Many public-access gardens in Morocco surround either hotels or restaurants so to visit them you need to either dine-in or be a hotel guest. Traditional Moroccan guest accommodation is called a riad, many of which have internal courtyards featuring elaborately tiled raised garden beds, fountains and ponds, seating areas and outdoor dining. There are also some public parks and gardens around palaces, museums, wineries and date palm oases. The most famous open garden in Morocco is Jardin Majorelle in Marrakesh.
Gardens to see and visit in Marrakech – the ‘Red City’ – the main garden city
• Arsat Moulay Abdeslam Cyber Park – 8 hectares (20 acres) at the foot of the Atlas Mountains that includes both a more traditional Islamic-style18th century garden of foutain, citrus and olives, and a newer French-built landscape park of lawn and trees from the 1920s. The Cyber Park refers to the available free outdoor wifi which makes it an attractive place for young people.
• La Mamounia hotel gardens
• Jardin Majorelle
• Le Jardin Secret – a new garden in Marrakech’s medina – 2 interconnected gardens, one Islamic and one exotic. Designed by Tom Stuart-Smith, reviewed here by Janna Schreier
• Oasis and date gardens at the Palmerie
• Al Bahia Palace Gardens
• Harti Gardens (Jardin el Harti)
• Al Badia Palace Gardens
• Jardins de l’Agdal – 12th century Agdal Gardens
• Jardins de Menara – FREE olive groves and touts 8am-7pm
• Casa Botanica – herb and ethnobotanical garden
• Ourika Gardens Hotel
• Jnane Tamsna hotel with 9 hectares of gardens at La Palmerie
• Es Saadi hotel gardens – 20 acres surounding villa-style rooms
• Medina Gardens hotel – large gardens with citrus, palms and green lawns
Gardens to see and visit in Fez
• Jardin Jnane Sbil (formerly Bou Jeloud Gardens) – 18 acres of flowers, palms and citrus
• Batha Andalusian Garden at Musee Dar el-Batha
• Palais Jamai Hotel gardens
• Bou Jeloud Gardens
• Jardin des Biehn – boutique hotel and restaurant in an Andalusian-style garden
• The Ruined Garden – cafe and spice garden in the Fez medina
• Roman Ruins at Volubilis – colourful mosaics surrounded by many flowering plants (90 mins drive from Fez)
Gardens to see and visit in Rabat – the ‘White City’
• Chella Gardens around the old necropolis paid 30 dirhams
• Kasbah Oudaia Garden (Andalusian style garden)
• Sidi Bouknadal Exotic Gardens – built by Marcel François featuring international gardens
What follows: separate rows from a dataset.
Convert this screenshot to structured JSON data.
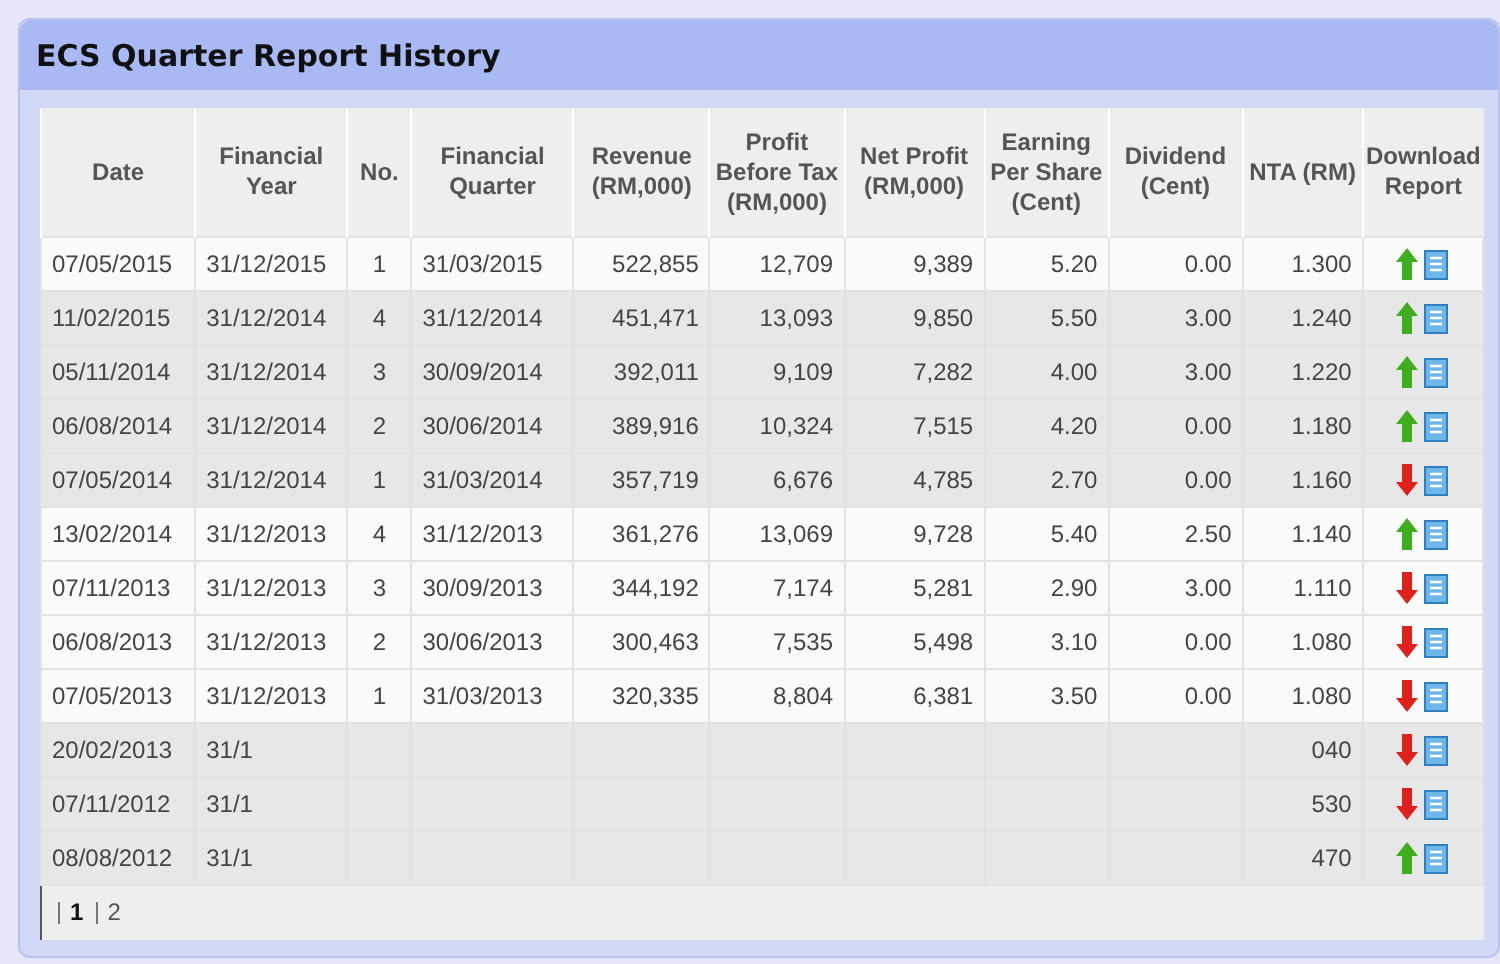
{
  "panel": {
    "title": "ECS Quarter Report History"
  },
  "table": {
    "columns": [
      "Date",
      "Financial Year",
      "No.",
      "Financial Quarter",
      "Revenue (RM,000)",
      "Profit Before Tax (RM,000)",
      "Net Profit (RM,000)",
      "Earning Per Share (Cent)",
      "Dividend (Cent)",
      "NTA (RM)",
      "Download Report"
    ],
    "rows": [
      {
        "shaded": false,
        "rising": true,
        "cells": [
          "07/05/2015",
          "31/12/2015",
          "1",
          "31/03/2015",
          "522,855",
          "12,709",
          "9,389",
          "5.20",
          "0.00",
          "1.300"
        ]
      },
      {
        "shaded": true,
        "rising": true,
        "cells": [
          "11/02/2015",
          "31/12/2014",
          "4",
          "31/12/2014",
          "451,471",
          "13,093",
          "9,850",
          "5.50",
          "3.00",
          "1.240"
        ]
      },
      {
        "shaded": true,
        "rising": true,
        "cells": [
          "05/11/2014",
          "31/12/2014",
          "3",
          "30/09/2014",
          "392,011",
          "9,109",
          "7,282",
          "4.00",
          "3.00",
          "1.220"
        ]
      },
      {
        "shaded": true,
        "rising": true,
        "cells": [
          "06/08/2014",
          "31/12/2014",
          "2",
          "30/06/2014",
          "389,916",
          "10,324",
          "7,515",
          "4.20",
          "0.00",
          "1.180"
        ]
      },
      {
        "shaded": true,
        "rising": false,
        "cells": [
          "07/05/2014",
          "31/12/2014",
          "1",
          "31/03/2014",
          "357,719",
          "6,676",
          "4,785",
          "2.70",
          "0.00",
          "1.160"
        ]
      },
      {
        "shaded": false,
        "rising": true,
        "cells": [
          "13/02/2014",
          "31/12/2013",
          "4",
          "31/12/2013",
          "361,276",
          "13,069",
          "9,728",
          "5.40",
          "2.50",
          "1.140"
        ]
      },
      {
        "shaded": false,
        "rising": false,
        "cells": [
          "07/11/2013",
          "31/12/2013",
          "3",
          "30/09/2013",
          "344,192",
          "7,174",
          "5,281",
          "2.90",
          "3.00",
          "1.110"
        ]
      },
      {
        "shaded": false,
        "rising": false,
        "cells": [
          "06/08/2013",
          "31/12/2013",
          "2",
          "30/06/2013",
          "300,463",
          "7,535",
          "5,498",
          "3.10",
          "0.00",
          "1.080"
        ]
      },
      {
        "shaded": false,
        "rising": false,
        "cells": [
          "07/05/2013",
          "31/12/2013",
          "1",
          "31/03/2013",
          "320,335",
          "8,804",
          "6,381",
          "3.50",
          "0.00",
          "1.080"
        ]
      },
      {
        "shaded": true,
        "rising": false,
        "cells": [
          "20/02/2013",
          "31/1",
          null,
          null,
          null,
          null,
          null,
          null,
          null,
          "040"
        ]
      },
      {
        "shaded": true,
        "rising": false,
        "cells": [
          "07/11/2012",
          "31/1",
          null,
          null,
          null,
          null,
          null,
          null,
          null,
          "530"
        ]
      },
      {
        "shaded": true,
        "rising": true,
        "cells": [
          "08/08/2012",
          "31/1",
          null,
          null,
          null,
          null,
          null,
          null,
          null,
          "470"
        ]
      }
    ]
  },
  "pager": [
    {
      "label": "1",
      "selected": true
    },
    {
      "label": "2",
      "selected": false
    }
  ]
}
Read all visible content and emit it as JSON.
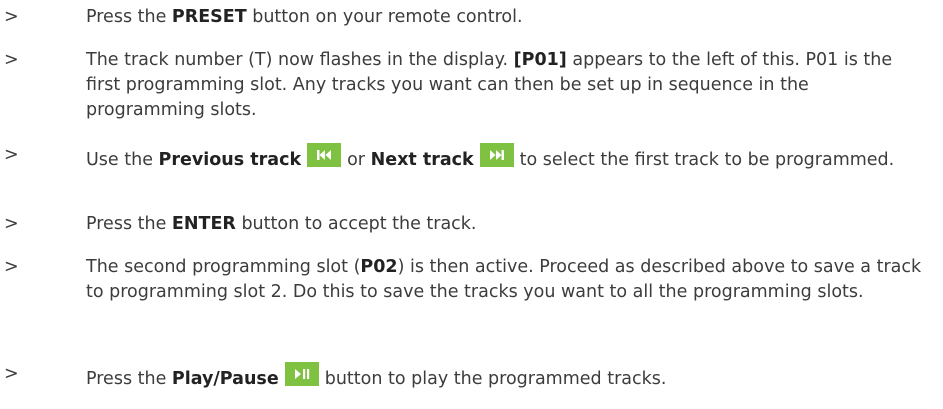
{
  "colors": {
    "text": "#3c3c3c",
    "bold_text": "#222222",
    "button_bg": "#7fc242",
    "button_glyph": "#ffffff"
  },
  "marker": ">",
  "steps": [
    {
      "a": "Press the ",
      "b1": "PRESET",
      "c": " button on your remote control."
    },
    {
      "a": "The track number (T) now flashes in the display. ",
      "b1": "[P01]",
      "c": " appears to the left of this. P01 is the first programming slot. Any tracks you want can then be set up in sequence in the programming slots."
    },
    {
      "a": "Use the ",
      "b1": "Previous track",
      "icon1": "previous-track-icon",
      "mid": "or ",
      "b2": "Next track",
      "icon2": "next-track-icon",
      "c": "to select the first track to be programmed."
    },
    {
      "a": "Press the ",
      "b1": "ENTER",
      "c": " button to accept the track."
    },
    {
      "a": "The second programming slot (",
      "b1": "P02",
      "c": ") is then active. Proceed as described above to save a track to programming slot 2. Do this to save the tracks you want to all the programming slots."
    },
    {
      "a": "Press the ",
      "b1": "Play/Pause",
      "icon1": "play-pause-icon",
      "c": "button to play the programmed tracks."
    }
  ]
}
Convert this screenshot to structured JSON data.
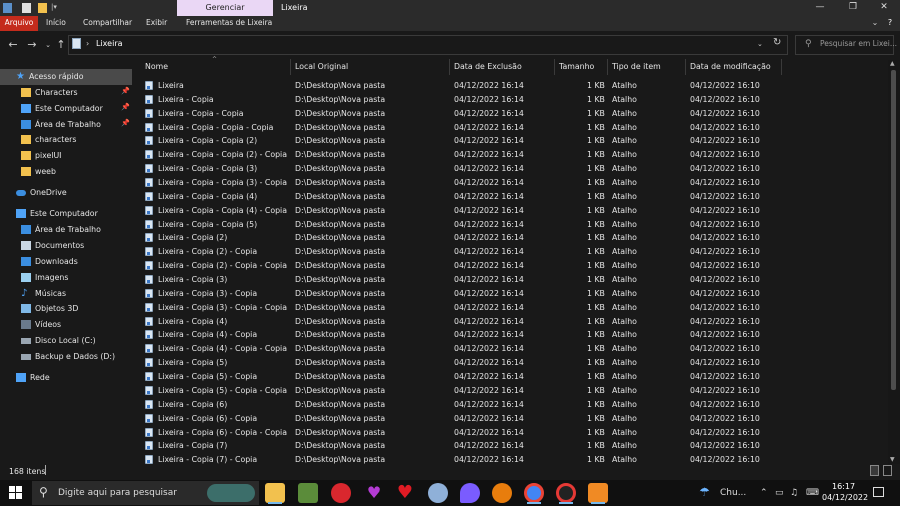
{
  "window": {
    "title": "Lixeira",
    "contextual_tab_group": "Gerenciar",
    "controls": {
      "minimize": "—",
      "maximize": "❐",
      "close": "✕"
    }
  },
  "ribbon": {
    "tabs": [
      "Arquivo",
      "Início",
      "Compartilhar",
      "Exibir",
      "Ferramentas de Lixeira"
    ],
    "active_tab": "Arquivo",
    "accent_color": "#c42b1c"
  },
  "address": {
    "path": "Lixeira",
    "search_placeholder": "Pesquisar em Lixei..."
  },
  "nav": {
    "quick_access": {
      "label": "Acesso rápido",
      "items": [
        {
          "label": "Characters",
          "icon": "folder-icon",
          "pinned": true
        },
        {
          "label": "Este Computador",
          "icon": "computer-icon",
          "pinned": true
        },
        {
          "label": "Área de Trabalho",
          "icon": "desktop-icon",
          "pinned": true
        },
        {
          "label": "characters",
          "icon": "folder-icon",
          "pinned": false
        },
        {
          "label": "pixelUI",
          "icon": "folder-icon",
          "pinned": false
        },
        {
          "label": "weeb",
          "icon": "folder-icon",
          "pinned": false
        }
      ]
    },
    "onedrive": "OneDrive",
    "this_pc": {
      "label": "Este Computador",
      "items": [
        {
          "label": "Área de Trabalho",
          "icon": "desktop-icon"
        },
        {
          "label": "Documentos",
          "icon": "documents-icon"
        },
        {
          "label": "Downloads",
          "icon": "downloads-icon"
        },
        {
          "label": "Imagens",
          "icon": "pictures-icon"
        },
        {
          "label": "Músicas",
          "icon": "music-icon"
        },
        {
          "label": "Objetos 3D",
          "icon": "objects3d-icon"
        },
        {
          "label": "Vídeos",
          "icon": "videos-icon"
        },
        {
          "label": "Disco Local (C:)",
          "icon": "drive-icon"
        },
        {
          "label": "Backup e Dados (D:)",
          "icon": "drive-icon"
        }
      ]
    },
    "network": "Rede"
  },
  "columns": [
    "Nome",
    "Local Original",
    "Data de Exclusão",
    "Tamanho",
    "Tipo de item",
    "Data de modificação"
  ],
  "files": [
    {
      "name": "Lixeira",
      "original": "D:\\Desktop\\Nova pasta",
      "deleted": "04/12/2022 16:14",
      "size": "1 KB",
      "type": "Atalho",
      "modified": "04/12/2022 16:10"
    },
    {
      "name": "Lixeira - Copia",
      "original": "D:\\Desktop\\Nova pasta",
      "deleted": "04/12/2022 16:14",
      "size": "1 KB",
      "type": "Atalho",
      "modified": "04/12/2022 16:10"
    },
    {
      "name": "Lixeira - Copia - Copia",
      "original": "D:\\Desktop\\Nova pasta",
      "deleted": "04/12/2022 16:14",
      "size": "1 KB",
      "type": "Atalho",
      "modified": "04/12/2022 16:10"
    },
    {
      "name": "Lixeira - Copia - Copia - Copia",
      "original": "D:\\Desktop\\Nova pasta",
      "deleted": "04/12/2022 16:14",
      "size": "1 KB",
      "type": "Atalho",
      "modified": "04/12/2022 16:10"
    },
    {
      "name": "Lixeira - Copia - Copia (2)",
      "original": "D:\\Desktop\\Nova pasta",
      "deleted": "04/12/2022 16:14",
      "size": "1 KB",
      "type": "Atalho",
      "modified": "04/12/2022 16:10"
    },
    {
      "name": "Lixeira - Copia - Copia (2) - Copia",
      "original": "D:\\Desktop\\Nova pasta",
      "deleted": "04/12/2022 16:14",
      "size": "1 KB",
      "type": "Atalho",
      "modified": "04/12/2022 16:10"
    },
    {
      "name": "Lixeira - Copia - Copia (3)",
      "original": "D:\\Desktop\\Nova pasta",
      "deleted": "04/12/2022 16:14",
      "size": "1 KB",
      "type": "Atalho",
      "modified": "04/12/2022 16:10"
    },
    {
      "name": "Lixeira - Copia - Copia (3) - Copia",
      "original": "D:\\Desktop\\Nova pasta",
      "deleted": "04/12/2022 16:14",
      "size": "1 KB",
      "type": "Atalho",
      "modified": "04/12/2022 16:10"
    },
    {
      "name": "Lixeira - Copia - Copia (4)",
      "original": "D:\\Desktop\\Nova pasta",
      "deleted": "04/12/2022 16:14",
      "size": "1 KB",
      "type": "Atalho",
      "modified": "04/12/2022 16:10"
    },
    {
      "name": "Lixeira - Copia - Copia (4) - Copia",
      "original": "D:\\Desktop\\Nova pasta",
      "deleted": "04/12/2022 16:14",
      "size": "1 KB",
      "type": "Atalho",
      "modified": "04/12/2022 16:10"
    },
    {
      "name": "Lixeira - Copia - Copia (5)",
      "original": "D:\\Desktop\\Nova pasta",
      "deleted": "04/12/2022 16:14",
      "size": "1 KB",
      "type": "Atalho",
      "modified": "04/12/2022 16:10"
    },
    {
      "name": "Lixeira - Copia (2)",
      "original": "D:\\Desktop\\Nova pasta",
      "deleted": "04/12/2022 16:14",
      "size": "1 KB",
      "type": "Atalho",
      "modified": "04/12/2022 16:10"
    },
    {
      "name": "Lixeira - Copia (2) - Copia",
      "original": "D:\\Desktop\\Nova pasta",
      "deleted": "04/12/2022 16:14",
      "size": "1 KB",
      "type": "Atalho",
      "modified": "04/12/2022 16:10"
    },
    {
      "name": "Lixeira - Copia (2) - Copia - Copia",
      "original": "D:\\Desktop\\Nova pasta",
      "deleted": "04/12/2022 16:14",
      "size": "1 KB",
      "type": "Atalho",
      "modified": "04/12/2022 16:10"
    },
    {
      "name": "Lixeira - Copia (3)",
      "original": "D:\\Desktop\\Nova pasta",
      "deleted": "04/12/2022 16:14",
      "size": "1 KB",
      "type": "Atalho",
      "modified": "04/12/2022 16:10"
    },
    {
      "name": "Lixeira - Copia (3) - Copia",
      "original": "D:\\Desktop\\Nova pasta",
      "deleted": "04/12/2022 16:14",
      "size": "1 KB",
      "type": "Atalho",
      "modified": "04/12/2022 16:10"
    },
    {
      "name": "Lixeira - Copia (3) - Copia - Copia",
      "original": "D:\\Desktop\\Nova pasta",
      "deleted": "04/12/2022 16:14",
      "size": "1 KB",
      "type": "Atalho",
      "modified": "04/12/2022 16:10"
    },
    {
      "name": "Lixeira - Copia (4)",
      "original": "D:\\Desktop\\Nova pasta",
      "deleted": "04/12/2022 16:14",
      "size": "1 KB",
      "type": "Atalho",
      "modified": "04/12/2022 16:10"
    },
    {
      "name": "Lixeira - Copia (4) - Copia",
      "original": "D:\\Desktop\\Nova pasta",
      "deleted": "04/12/2022 16:14",
      "size": "1 KB",
      "type": "Atalho",
      "modified": "04/12/2022 16:10"
    },
    {
      "name": "Lixeira - Copia (4) - Copia - Copia",
      "original": "D:\\Desktop\\Nova pasta",
      "deleted": "04/12/2022 16:14",
      "size": "1 KB",
      "type": "Atalho",
      "modified": "04/12/2022 16:10"
    },
    {
      "name": "Lixeira - Copia (5)",
      "original": "D:\\Desktop\\Nova pasta",
      "deleted": "04/12/2022 16:14",
      "size": "1 KB",
      "type": "Atalho",
      "modified": "04/12/2022 16:10"
    },
    {
      "name": "Lixeira - Copia (5) - Copia",
      "original": "D:\\Desktop\\Nova pasta",
      "deleted": "04/12/2022 16:14",
      "size": "1 KB",
      "type": "Atalho",
      "modified": "04/12/2022 16:10"
    },
    {
      "name": "Lixeira - Copia (5) - Copia - Copia",
      "original": "D:\\Desktop\\Nova pasta",
      "deleted": "04/12/2022 16:14",
      "size": "1 KB",
      "type": "Atalho",
      "modified": "04/12/2022 16:10"
    },
    {
      "name": "Lixeira - Copia (6)",
      "original": "D:\\Desktop\\Nova pasta",
      "deleted": "04/12/2022 16:14",
      "size": "1 KB",
      "type": "Atalho",
      "modified": "04/12/2022 16:10"
    },
    {
      "name": "Lixeira - Copia (6) - Copia",
      "original": "D:\\Desktop\\Nova pasta",
      "deleted": "04/12/2022 16:14",
      "size": "1 KB",
      "type": "Atalho",
      "modified": "04/12/2022 16:10"
    },
    {
      "name": "Lixeira - Copia (6) - Copia - Copia",
      "original": "D:\\Desktop\\Nova pasta",
      "deleted": "04/12/2022 16:14",
      "size": "1 KB",
      "type": "Atalho",
      "modified": "04/12/2022 16:10"
    },
    {
      "name": "Lixeira - Copia (7)",
      "original": "D:\\Desktop\\Nova pasta",
      "deleted": "04/12/2022 16:14",
      "size": "1 KB",
      "type": "Atalho",
      "modified": "04/12/2022 16:10"
    },
    {
      "name": "Lixeira - Copia (7) - Copia",
      "original": "D:\\Desktop\\Nova pasta",
      "deleted": "04/12/2022 16:14",
      "size": "1 KB",
      "type": "Atalho",
      "modified": "04/12/2022 16:10"
    }
  ],
  "status": {
    "item_count": "168 itens"
  },
  "taskbar": {
    "search_placeholder": "Digite aqui para pesquisar",
    "apps": [
      {
        "icon": "file-explorer-icon",
        "color": "#f2c14e"
      },
      {
        "icon": "minecraft-icon",
        "color": "#5b8c3a"
      },
      {
        "icon": "red-app-icon",
        "color": "#d9272e"
      },
      {
        "icon": "purple-heart-app-icon",
        "color": "#b43bd4"
      },
      {
        "icon": "heart-app-icon",
        "color": "#e01b24"
      },
      {
        "icon": "paint-icon",
        "color": "#8fb0d8"
      },
      {
        "icon": "drop-app-icon",
        "color": "#7a5cff"
      },
      {
        "icon": "blender-icon",
        "color": "#e87d0d"
      },
      {
        "icon": "chrome-icon",
        "color": "#4285f4"
      },
      {
        "icon": "record-app-icon",
        "color": "#e53935"
      },
      {
        "icon": "fl-studio-icon",
        "color": "#f08a24"
      }
    ],
    "weather": "Chu...",
    "time": "16:17",
    "date": "04/12/2022"
  }
}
• Volubilis (175km east of Rabat) – 1st century AD Roman ruins surrounded by colourful wildflowers in mid-May, like thyme, poppies, borage, convolvulus and roses
Gardens to see and visit in Casablanca
• Parc de La Ligue Arabe – palm avenues, topiary shrubs, cafe
Gardens to see and visit in the Ourika Valley
• Nectarome Medicinal, Herb and Aromatic Gardens
• Jardins du Safran – Saffron Gardens
Gardens to see and visit in Ouirgane
• La Roseraie – restaurant and hotel surrounded by rose gardens
Gardens to see and visit in Taroudant
• Kasbah Tamadot – Kanoun Restaurant and stunning gardens at this Virgin-owned exclusive hotel 45 mins drive from Marrakech
• Dar al Hossoun – dry gardens with more than 900 species of plants
• La Gazelle d’Or – hotel with extensive gardens
Gardens to see and visit in Essaouira
• Le Jardin des Douars – hotel with lovely gardens
Morocco’s ‘Majorelle’ & Hotel La MamouniaLinda Green
As I mentioned in my last post there were only two gardens that I really wanted to visit in Morocco, Jardin Majorelle and Hotel La Mamounia, both of which are located in Marrakech. Due to a bout of traveller’s tummy I nearly missed them both which would have been a great disappointment. However, after 36hrs […]
Fountains, flowers (& storks) of MoroccoLinda Green
There were only two gardens that I wanted to visit when we went to Morocco, Jardin Marjorelle and the gardens of the hotel La Mamounia, both in Marrakesh. I’ll do a separate post about them in the near future but in the meantime I’d like to share some observations about some of the plants and […]